§ **What is expected**
Word for word, print the entries that follow.

§ **Provided information**
= = = = = = =

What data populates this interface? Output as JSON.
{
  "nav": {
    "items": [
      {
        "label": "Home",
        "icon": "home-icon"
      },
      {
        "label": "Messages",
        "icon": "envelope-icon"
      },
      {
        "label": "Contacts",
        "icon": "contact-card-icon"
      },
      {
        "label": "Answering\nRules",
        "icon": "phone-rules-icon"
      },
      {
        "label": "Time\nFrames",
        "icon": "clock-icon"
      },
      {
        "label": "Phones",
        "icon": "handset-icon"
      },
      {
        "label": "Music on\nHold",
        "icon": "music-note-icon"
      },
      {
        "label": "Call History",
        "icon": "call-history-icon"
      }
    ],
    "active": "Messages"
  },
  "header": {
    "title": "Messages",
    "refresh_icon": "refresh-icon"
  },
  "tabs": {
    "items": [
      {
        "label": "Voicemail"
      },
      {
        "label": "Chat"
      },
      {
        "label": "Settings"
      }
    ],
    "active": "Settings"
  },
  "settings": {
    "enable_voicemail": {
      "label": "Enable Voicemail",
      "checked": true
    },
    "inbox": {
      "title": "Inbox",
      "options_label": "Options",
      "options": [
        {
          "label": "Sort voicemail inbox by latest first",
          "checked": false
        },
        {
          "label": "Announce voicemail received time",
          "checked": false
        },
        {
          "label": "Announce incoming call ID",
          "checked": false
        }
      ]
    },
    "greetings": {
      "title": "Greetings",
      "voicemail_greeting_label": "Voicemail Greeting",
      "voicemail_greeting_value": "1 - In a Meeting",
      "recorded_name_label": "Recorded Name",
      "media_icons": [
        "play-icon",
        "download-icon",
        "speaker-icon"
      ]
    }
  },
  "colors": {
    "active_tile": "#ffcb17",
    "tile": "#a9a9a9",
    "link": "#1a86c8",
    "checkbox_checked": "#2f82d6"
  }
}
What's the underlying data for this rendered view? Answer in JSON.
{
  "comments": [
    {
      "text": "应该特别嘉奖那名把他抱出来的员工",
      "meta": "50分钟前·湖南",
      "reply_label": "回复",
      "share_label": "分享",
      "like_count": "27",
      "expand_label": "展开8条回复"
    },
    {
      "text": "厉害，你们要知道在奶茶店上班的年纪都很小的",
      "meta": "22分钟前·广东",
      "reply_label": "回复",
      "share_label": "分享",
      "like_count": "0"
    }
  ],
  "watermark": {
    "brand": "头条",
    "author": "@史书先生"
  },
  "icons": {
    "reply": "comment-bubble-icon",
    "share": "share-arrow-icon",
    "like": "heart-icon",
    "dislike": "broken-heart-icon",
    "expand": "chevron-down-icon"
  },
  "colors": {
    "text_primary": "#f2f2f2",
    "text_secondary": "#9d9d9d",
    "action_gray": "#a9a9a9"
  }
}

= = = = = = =

§ **Your response**
What data populates this interface? Output as JSON.
{
  "nav": {
    "items": [
      {
        "label": "Home",
        "icon": "home-icon"
      },
      {
        "label": "Messages",
        "icon": "envelope-icon"
      },
      {
        "label": "Contacts",
        "icon": "contact-card-icon"
      },
      {
        "label": "Answering\nRules",
        "icon": "phone-rules-icon"
      },
      {
        "label": "Time\nFrames",
        "icon": "clock-icon"
      },
      {
        "label": "Phones",
        "icon": "handset-icon"
      },
      {
        "label": "Music on\nHold",
        "icon": "music-note-icon"
      },
      {
        "label": "Call History",
        "icon": "call-history-icon"
      }
    ],
    "active": "Messages"
  },
  "header": {
    "title": "Messages",
    "refresh_icon": "refresh-icon"
  },
  "tabs": {
    "items": [
      {
        "label": "Voicemail"
      },
      {
        "label": "Chat"
      },
      {
        "label": "Settings"
      }
    ],
    "active": "Settings"
  },
  "settings": {
    "enable_voicemail": {
      "label": "Enable Voicemail",
      "checked": true
    },
    "inbox": {
      "title": "Inbox",
      "options_label": "Options",
      "options": [
        {
          "label": "Sort voicemail inbox by latest first",
          "checked": false
        },
        {
          "label": "Announce voicemail received time",
          "checked": false
        },
        {
          "label": "Announce incoming call ID",
          "checked": false
        }
      ]
    },
    "greetings": {
      "title": "Greetings",
      "voicemail_greeting_label": "Voicemail Greeting",
      "voicemail_greeting_value": "1 - In a Meeting",
      "recorded_name_label": "Recorded Name",
      "media_icons": [
        "play-icon",
        "download-icon",
        "speaker-icon"
      ]
    }
  },
  "colors": {
    "active_tile": "#ffcb17",
    "tile": "#a9a9a9",
    "link": "#1a86c8",
    "checkbox_checked": "#2f82d6"
  }
}
What's the underlying data for this rendered view? Answer in JSON.
{
  "comments": [
    {
      "text": "应该特别嘉奖那名把他抱出来的员工",
      "meta": "50分钟前·湖南",
      "reply_label": "回复",
      "share_label": "分享",
      "like_count": "27",
      "expand_label": "展开8条回复"
    },
    {
      "text": "厉害，你们要知道在奶茶店上班的年纪都很小的",
      "meta": "22分钟前·广东",
      "reply_label": "回复",
      "share_label": "分享",
      "like_count": "0"
    }
  ],
  "watermark": {
    "brand": "头条",
    "author": "@史书先生"
  },
  "icons": {
    "reply": "comment-bubble-icon",
    "share": "share-arrow-icon",
    "like": "heart-icon",
    "dislike": "broken-heart-icon",
    "expand": "chevron-down-icon"
  },
  "colors": {
    "text_primary": "#f2f2f2",
    "text_secondary": "#9d9d9d",
    "action_gray": "#a9a9a9"
  }
}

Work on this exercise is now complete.